** Exercise description **
Among the lines of the data, copy those that hold "Integrate".

Working data Block Start

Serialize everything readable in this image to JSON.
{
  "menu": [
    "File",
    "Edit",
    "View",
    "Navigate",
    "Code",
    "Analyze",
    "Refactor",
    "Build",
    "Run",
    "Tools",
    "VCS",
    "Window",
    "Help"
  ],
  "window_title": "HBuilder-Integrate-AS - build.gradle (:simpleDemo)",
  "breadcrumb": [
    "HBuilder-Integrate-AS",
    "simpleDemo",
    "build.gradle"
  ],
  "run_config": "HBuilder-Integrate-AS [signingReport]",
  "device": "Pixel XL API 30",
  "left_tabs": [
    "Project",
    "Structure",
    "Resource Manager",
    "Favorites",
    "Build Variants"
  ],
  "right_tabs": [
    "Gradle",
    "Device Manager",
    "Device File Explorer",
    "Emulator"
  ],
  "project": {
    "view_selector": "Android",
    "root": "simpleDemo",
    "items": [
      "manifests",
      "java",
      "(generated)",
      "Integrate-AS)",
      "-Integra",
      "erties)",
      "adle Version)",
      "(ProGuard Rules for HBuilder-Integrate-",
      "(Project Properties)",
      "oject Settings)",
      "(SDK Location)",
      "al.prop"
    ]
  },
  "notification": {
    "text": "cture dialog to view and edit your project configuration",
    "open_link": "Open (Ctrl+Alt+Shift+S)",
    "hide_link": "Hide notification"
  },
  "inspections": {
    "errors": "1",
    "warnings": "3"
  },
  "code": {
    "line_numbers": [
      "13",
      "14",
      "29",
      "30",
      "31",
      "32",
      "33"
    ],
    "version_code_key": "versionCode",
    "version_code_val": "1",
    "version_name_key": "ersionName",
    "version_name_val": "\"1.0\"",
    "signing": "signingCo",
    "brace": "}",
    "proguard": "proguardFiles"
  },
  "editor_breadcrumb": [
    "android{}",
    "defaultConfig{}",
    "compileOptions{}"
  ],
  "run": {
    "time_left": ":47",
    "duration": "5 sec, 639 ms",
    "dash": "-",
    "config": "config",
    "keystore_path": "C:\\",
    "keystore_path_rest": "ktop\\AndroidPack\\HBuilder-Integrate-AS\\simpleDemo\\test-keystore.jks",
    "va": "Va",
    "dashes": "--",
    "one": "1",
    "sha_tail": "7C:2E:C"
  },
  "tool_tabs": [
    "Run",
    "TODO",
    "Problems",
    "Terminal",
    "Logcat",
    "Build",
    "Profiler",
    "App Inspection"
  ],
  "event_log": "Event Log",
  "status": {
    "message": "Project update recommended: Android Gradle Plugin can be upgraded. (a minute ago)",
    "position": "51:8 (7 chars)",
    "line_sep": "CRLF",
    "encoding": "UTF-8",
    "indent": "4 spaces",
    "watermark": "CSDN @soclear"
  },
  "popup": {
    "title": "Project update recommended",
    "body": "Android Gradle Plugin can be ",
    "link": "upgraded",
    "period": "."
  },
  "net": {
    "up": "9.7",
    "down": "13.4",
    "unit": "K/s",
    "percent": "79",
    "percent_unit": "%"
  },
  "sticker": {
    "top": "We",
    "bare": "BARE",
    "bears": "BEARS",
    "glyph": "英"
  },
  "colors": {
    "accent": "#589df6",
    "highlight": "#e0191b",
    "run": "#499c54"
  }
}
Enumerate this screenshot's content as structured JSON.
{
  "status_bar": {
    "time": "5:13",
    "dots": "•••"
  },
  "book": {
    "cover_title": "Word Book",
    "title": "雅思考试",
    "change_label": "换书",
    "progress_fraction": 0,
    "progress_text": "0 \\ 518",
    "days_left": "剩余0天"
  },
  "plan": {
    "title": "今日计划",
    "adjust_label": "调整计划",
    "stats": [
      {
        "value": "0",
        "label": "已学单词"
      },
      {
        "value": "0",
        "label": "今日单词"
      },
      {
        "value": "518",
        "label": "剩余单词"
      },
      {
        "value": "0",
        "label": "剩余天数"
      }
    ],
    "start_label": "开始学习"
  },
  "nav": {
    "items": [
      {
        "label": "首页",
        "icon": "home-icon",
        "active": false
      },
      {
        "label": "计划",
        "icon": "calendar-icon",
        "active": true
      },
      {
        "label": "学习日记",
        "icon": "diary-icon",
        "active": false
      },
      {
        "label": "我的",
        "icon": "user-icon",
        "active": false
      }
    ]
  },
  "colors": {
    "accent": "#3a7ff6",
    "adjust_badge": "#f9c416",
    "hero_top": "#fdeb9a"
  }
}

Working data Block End

** Response **
  "window_title": "HBuilder-Integrate-AS - build.gradle (:simpleDemo)",
    "HBuilder-Integrate-AS",
  "run_config": "HBuilder-Integrate-AS [signingReport]",
      "Integrate-AS)",
      "(ProGuard Rules for HBuilder-Integrate-",
    "keystore_path_rest": "ktop\\AndroidPack\\HBuilder-Integrate-AS\\simpleDemo\\test-keystore.jks",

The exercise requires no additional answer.